Our work to date with both our physical and digital collecting has focused on the concept of displaced persons and refugees as being “the experts of their own experience,” (Hynes, 2003, p.1) whilst our ongoing civic engagement and outreach programmes have centred on projects looking at bottom-up oral history approaches towards exploring the “contradictory narratives of transcultural encounters of refugees and undocumented migrants in London” (Hashem and Dudman, 2016) and beyond.
This has led us to exploring the ethics of how can archives approach the documenting of the life history narratives of refugees and migrants, especially as archives are home to a multitude of interacting stories, narratives and testimonies. Some rise to the surface easily, others are hidden. With he advent of COVID-19 and the lasting implications of this pandemic, it is going to be a challenge to ensure that we are able to archive stories and encourage agency amongst under documented groups, whilst at the same time ensuring the stability and continuing to maintain access to our collections.
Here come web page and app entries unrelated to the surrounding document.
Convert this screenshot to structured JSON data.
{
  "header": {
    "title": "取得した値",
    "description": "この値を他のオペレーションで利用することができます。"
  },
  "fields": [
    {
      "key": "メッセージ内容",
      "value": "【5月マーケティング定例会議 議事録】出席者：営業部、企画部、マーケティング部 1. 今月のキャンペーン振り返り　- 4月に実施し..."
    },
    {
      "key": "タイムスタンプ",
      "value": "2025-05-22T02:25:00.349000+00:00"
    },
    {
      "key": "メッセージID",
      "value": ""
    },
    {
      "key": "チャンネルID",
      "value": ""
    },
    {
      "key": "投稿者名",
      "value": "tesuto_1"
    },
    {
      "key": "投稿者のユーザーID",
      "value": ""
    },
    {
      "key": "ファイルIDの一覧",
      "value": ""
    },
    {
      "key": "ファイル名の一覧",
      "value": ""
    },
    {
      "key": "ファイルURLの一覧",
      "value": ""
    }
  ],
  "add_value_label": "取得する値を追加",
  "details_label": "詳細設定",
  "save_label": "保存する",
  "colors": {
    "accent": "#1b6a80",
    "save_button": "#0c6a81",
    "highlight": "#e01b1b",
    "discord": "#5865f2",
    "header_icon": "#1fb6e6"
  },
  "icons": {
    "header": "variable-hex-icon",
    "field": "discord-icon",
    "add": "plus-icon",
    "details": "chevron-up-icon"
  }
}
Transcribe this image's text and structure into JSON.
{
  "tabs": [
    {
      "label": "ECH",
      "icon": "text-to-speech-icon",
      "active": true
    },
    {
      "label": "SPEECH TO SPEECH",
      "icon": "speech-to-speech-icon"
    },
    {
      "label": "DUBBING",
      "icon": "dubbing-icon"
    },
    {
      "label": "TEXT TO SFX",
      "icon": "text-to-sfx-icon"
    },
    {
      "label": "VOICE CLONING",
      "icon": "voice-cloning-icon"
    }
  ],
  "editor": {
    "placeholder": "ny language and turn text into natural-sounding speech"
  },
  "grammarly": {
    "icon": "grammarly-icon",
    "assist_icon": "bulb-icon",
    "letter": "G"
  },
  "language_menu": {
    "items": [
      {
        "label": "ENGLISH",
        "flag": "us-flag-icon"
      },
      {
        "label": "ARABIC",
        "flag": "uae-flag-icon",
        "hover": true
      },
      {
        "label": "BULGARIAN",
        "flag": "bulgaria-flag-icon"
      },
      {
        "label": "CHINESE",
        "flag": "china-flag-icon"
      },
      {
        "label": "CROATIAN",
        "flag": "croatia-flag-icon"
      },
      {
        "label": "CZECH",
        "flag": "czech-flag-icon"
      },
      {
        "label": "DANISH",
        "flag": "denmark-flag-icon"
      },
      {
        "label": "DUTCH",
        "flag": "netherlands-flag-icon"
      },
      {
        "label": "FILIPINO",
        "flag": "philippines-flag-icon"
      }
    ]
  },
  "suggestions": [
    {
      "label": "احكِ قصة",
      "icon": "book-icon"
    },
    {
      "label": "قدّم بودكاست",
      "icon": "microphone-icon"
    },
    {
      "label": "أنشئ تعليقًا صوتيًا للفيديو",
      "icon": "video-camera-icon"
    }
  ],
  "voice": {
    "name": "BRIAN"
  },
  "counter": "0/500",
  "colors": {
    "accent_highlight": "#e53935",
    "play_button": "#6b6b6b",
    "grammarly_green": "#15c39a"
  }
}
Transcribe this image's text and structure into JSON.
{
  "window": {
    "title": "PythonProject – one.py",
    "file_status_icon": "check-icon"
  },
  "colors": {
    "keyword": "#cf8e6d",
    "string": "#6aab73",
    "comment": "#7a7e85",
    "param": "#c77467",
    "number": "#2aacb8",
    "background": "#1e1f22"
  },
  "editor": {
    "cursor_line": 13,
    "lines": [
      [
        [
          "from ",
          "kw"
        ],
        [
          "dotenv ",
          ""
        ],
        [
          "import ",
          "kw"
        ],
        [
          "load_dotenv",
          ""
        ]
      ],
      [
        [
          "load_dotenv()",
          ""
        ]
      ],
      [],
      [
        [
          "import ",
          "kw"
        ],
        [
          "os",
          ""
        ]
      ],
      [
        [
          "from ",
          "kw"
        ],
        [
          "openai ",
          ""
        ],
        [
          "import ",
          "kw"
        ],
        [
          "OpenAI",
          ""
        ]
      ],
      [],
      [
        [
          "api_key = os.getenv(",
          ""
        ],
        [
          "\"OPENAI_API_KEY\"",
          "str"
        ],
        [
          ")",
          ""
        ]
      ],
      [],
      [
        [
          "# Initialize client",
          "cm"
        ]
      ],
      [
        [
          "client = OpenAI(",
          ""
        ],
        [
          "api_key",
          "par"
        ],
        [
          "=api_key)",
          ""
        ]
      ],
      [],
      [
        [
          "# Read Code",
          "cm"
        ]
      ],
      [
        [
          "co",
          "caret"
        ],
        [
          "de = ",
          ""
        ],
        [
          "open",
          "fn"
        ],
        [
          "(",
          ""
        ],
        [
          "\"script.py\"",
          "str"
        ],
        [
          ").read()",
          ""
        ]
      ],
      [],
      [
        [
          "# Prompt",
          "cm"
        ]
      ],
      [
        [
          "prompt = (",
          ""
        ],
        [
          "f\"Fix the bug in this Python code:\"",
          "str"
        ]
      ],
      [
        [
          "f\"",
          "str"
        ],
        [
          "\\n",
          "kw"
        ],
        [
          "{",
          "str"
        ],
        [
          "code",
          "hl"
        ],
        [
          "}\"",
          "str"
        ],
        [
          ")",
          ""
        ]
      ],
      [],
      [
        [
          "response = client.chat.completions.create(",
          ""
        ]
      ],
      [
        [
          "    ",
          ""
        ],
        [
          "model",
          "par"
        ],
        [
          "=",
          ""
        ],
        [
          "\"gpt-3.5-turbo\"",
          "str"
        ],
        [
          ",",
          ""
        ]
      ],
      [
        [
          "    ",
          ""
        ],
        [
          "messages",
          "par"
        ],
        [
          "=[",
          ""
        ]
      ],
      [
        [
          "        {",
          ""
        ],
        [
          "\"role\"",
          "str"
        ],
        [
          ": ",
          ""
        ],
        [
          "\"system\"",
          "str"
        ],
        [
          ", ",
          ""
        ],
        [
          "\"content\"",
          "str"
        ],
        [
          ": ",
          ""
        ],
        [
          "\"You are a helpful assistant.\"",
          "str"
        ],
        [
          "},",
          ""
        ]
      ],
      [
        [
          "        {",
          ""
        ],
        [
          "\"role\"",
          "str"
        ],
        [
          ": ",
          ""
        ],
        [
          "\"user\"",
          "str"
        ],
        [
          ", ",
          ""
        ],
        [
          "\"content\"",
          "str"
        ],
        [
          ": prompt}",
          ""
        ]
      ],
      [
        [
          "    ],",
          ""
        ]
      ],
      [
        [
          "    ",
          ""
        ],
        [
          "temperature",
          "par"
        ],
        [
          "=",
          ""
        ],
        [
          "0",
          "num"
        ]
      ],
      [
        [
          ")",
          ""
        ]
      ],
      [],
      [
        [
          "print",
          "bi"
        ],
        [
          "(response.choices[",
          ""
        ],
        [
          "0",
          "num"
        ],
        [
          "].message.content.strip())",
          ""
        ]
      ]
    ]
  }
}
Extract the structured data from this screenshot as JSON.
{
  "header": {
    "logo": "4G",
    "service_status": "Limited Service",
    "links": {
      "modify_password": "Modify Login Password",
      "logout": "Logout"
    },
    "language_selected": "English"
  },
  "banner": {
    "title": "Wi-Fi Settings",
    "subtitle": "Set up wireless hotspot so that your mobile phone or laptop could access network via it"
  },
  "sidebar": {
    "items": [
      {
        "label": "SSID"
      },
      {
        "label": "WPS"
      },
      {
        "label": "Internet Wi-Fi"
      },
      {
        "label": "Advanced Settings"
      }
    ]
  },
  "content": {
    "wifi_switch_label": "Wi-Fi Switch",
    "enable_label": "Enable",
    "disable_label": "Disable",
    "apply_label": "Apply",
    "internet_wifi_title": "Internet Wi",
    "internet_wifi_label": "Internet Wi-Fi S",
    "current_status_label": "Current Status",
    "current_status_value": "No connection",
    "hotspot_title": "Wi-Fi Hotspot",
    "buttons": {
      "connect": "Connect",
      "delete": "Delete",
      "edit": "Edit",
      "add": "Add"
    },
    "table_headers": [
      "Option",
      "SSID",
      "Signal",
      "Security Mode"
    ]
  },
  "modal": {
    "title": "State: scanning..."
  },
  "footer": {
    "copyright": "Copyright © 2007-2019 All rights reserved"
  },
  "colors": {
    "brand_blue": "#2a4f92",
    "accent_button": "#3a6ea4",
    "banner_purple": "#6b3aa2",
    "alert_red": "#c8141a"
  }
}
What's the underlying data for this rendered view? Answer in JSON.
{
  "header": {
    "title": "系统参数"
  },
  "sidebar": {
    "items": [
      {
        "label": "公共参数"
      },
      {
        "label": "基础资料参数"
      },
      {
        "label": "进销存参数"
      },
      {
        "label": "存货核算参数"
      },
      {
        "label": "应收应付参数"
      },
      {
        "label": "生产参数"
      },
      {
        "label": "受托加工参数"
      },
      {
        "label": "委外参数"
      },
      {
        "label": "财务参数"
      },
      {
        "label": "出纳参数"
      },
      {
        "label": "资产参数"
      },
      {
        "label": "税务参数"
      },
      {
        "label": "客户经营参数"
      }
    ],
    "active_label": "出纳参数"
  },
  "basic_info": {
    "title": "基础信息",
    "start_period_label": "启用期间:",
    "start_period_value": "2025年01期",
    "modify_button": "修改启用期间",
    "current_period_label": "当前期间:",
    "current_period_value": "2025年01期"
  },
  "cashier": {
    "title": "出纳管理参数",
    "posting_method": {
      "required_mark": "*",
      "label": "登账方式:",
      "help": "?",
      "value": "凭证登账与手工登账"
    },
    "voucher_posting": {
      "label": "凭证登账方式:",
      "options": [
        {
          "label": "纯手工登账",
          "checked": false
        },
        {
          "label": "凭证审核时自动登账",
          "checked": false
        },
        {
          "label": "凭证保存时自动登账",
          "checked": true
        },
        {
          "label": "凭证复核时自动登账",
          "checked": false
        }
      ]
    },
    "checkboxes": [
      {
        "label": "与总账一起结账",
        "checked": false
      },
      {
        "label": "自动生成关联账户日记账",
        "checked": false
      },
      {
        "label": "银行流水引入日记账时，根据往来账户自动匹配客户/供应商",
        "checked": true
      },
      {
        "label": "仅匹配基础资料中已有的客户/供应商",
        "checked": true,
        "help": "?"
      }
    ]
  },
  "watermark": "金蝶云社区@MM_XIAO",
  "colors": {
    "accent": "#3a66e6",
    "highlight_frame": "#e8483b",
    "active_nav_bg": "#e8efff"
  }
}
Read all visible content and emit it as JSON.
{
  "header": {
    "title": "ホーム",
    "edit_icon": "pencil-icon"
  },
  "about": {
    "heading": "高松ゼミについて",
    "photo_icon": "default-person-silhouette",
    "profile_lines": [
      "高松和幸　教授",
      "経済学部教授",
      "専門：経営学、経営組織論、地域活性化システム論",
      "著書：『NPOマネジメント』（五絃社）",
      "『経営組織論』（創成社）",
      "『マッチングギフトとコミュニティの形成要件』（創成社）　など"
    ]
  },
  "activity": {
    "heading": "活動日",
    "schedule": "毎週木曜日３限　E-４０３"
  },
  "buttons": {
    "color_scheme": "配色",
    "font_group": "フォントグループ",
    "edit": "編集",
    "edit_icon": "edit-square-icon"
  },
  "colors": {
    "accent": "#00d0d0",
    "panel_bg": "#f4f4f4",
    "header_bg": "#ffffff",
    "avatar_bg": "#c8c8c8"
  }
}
For Refugee Week 2020, we are launching the first volume of our new open access online journal – Displaced Voices: A Journal of Archives, Migration and Cultural Heritage. Our aim is for the journal to engage with issues pertaining the intersection of refugee and migration studies with participatory archive and oral history methodologies and the role of cultural heritage in relation to the refugee experience. Broad themes will include refugee and migration history; cultural and intangible history; community memory and notions of identity; the role of archives and oral history in documenting the refugee and migration experiences. We are thinking to focus the Call for Papers for Volume Two for issues specifically around the impact of COVID-19 so would be interested in any potential feedback on this.
Dudman, Paul V. (2019). `Oral History and Collective Memory: Documenting Refugee Voices and the Challenges of Archival Representation.’ Atlanti +, 29 (2), pp. 33-43. Maribor: The International Institute for Archival Science of Trieste and Maribor. Available at: https://repository.uel.ac.uk/item/87w6v (Accessed: 9 June 2020).
Hashem, Rumana and Dudman, Paul V. (2016) ‘Paradoxical narratives of transcultural encounters of the “other”: Civic engagement with refugees and migrants in London’, Transnational Social Review, 6(1-2), pp. 192-199. doi: 10.1080/21931674.2016.1186376
Hynes. Tricia (2003) The issue of ‘trust’ or ‘mistrust’ in research with refugees: choices, caveats and considerations for researchers. Available at: https://www.unhcr.org/research/working/3fcb5cee1/issue-trust-mistrust-research-refugees-choices-caveats-considerations-researchers.html (Accessed: 9 June 2020).
Kershaw, Roger. (2009). Migration Records: A guide for family historians. Kew: The National Archives.
Speller, Jane (2019). Scoping report on the archive of The Association of Ukrainian Women in Great Britain. Kew: The National Archives.